Best of the Worst? | Arkansas Blog

Friday, August 5, 2011

Best of the Worst?

Posted By on Fri, Aug 5, 2011 at 8:29 AM

Little Rock winds up on CNBC's list of "20 Cities You Don't Want To Live In... Yet" today, along with bombed out rustbelt burgs like Detroit and Flint, Michigan. Why is Little Rock so bad, according to CNBC? "Little Rock ranks low on arts, dining and entertainment options, high on crime, low on public transit options and high on risk for tornadoes, according to city-data.com." Okay, you've got us there. But they go on to give us props for our "diverse, stable economy," 6.9 unemployment rate (which actually counts as a silver lining these days), UAMS, and well-preserved downtown core.

Tags: , , , , ,

From the ArkTimes store

Favorite

Comments (52)

Showing 1-50 of 52

Add a comment

 
Subscribe to this thread:
Showing 1-50 of 52

Add a comment

More by David Koon

  • For lovers

    We put our usual cynicism and grousing on hold as we genuflect in the direction of Aphrodite, with highly questionable sex and relationship advice from our staff, much sounder advice from an honest-to-God sex therapist and entertainment editor Stephanie Smittle's survey of two of the state's finer rubber schlong and porno emporiums.
    • Feb 8, 2018
  • Desperation and doubt on display as Ark. State Medical Board considers rules to help curb over-prescription of opioids.

    At a meeting of the Arkansas State Medical Board this morning, board members heard from doctors, patients and state leaders on proposed rules changes for physicians, designed to help curb the state's opioid epidemic.
    • Feb 1, 2018
  • Rutledge: AG's office will investigate drug makers over opioid addiction in Arkansas

    Citing what she called "staggering statistics," including Arkansas's #2 ranking for overall opioid prescriptions, and top ranking in the number of teens abusing prescription painkillers, Attorney General Leslie Rutledge announce today that her office will investigate the corporate manufacturers of opioid drugs, bringing on extra help from private firms, with an eye toward potential litigation or prosecutions.
    • Jan 24, 2018
  • More »

Readers also liked…

Most Shared

  • A mayor stands up against freeway widening. No. Not in Little Rock.

    Another booming city, Indianapolis, fights ever wider urban freeways. Meanwhile, back in Little Rock .....
  • In the margins

    A rediscovered violin concerto brings an oft-forgotten composer into the limelight.
  • Donald Trump is historically unpopular — and not necessarily where you think

    My colleagues John Ray and Jesse Bacon and I estimate, in the first analysis of its kind for the 2018 election season, that the president's waning popularity isn't limited to coastal cities and states.

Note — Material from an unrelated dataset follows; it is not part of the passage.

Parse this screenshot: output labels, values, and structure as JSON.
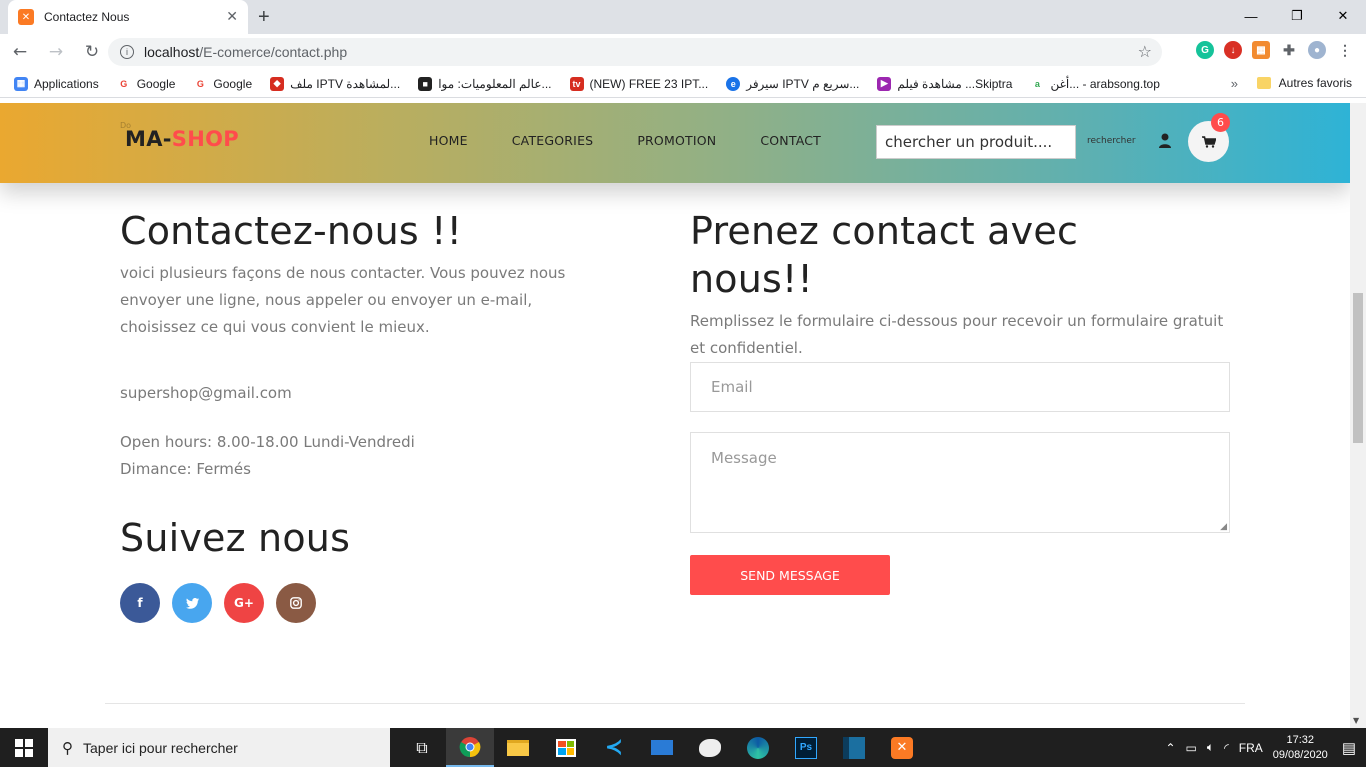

The erosion of his electoral coalition has spread to The Natural State, extending far beyond the college towns and urban centers that voted for Hillary Clinton in 2016. From El Dorado to Sherwood, Fayetteville to Hot Springs, the president's approval rating is waning.
  • Arkansans join House vote to gut Americans with Disabilities Act

    Despite fierce protests from disabled people, the U.S. House voted today, mostly on party lines, to make it harder to sue businesses for violating the Americans with Disabilities Act. Of course Arkansas congressmen were on the wrong side.

Most Viewed

  • The assault weapon open line

    The open line. And report of the arrest of a man with an AR-15 who threatened to shoot people at a Springdale business.

Most Recent Comments

 

© 2018 Arkansas Times | 201 East Markham, Suite 200, Little Rock, AR 72201
Powered by Foundation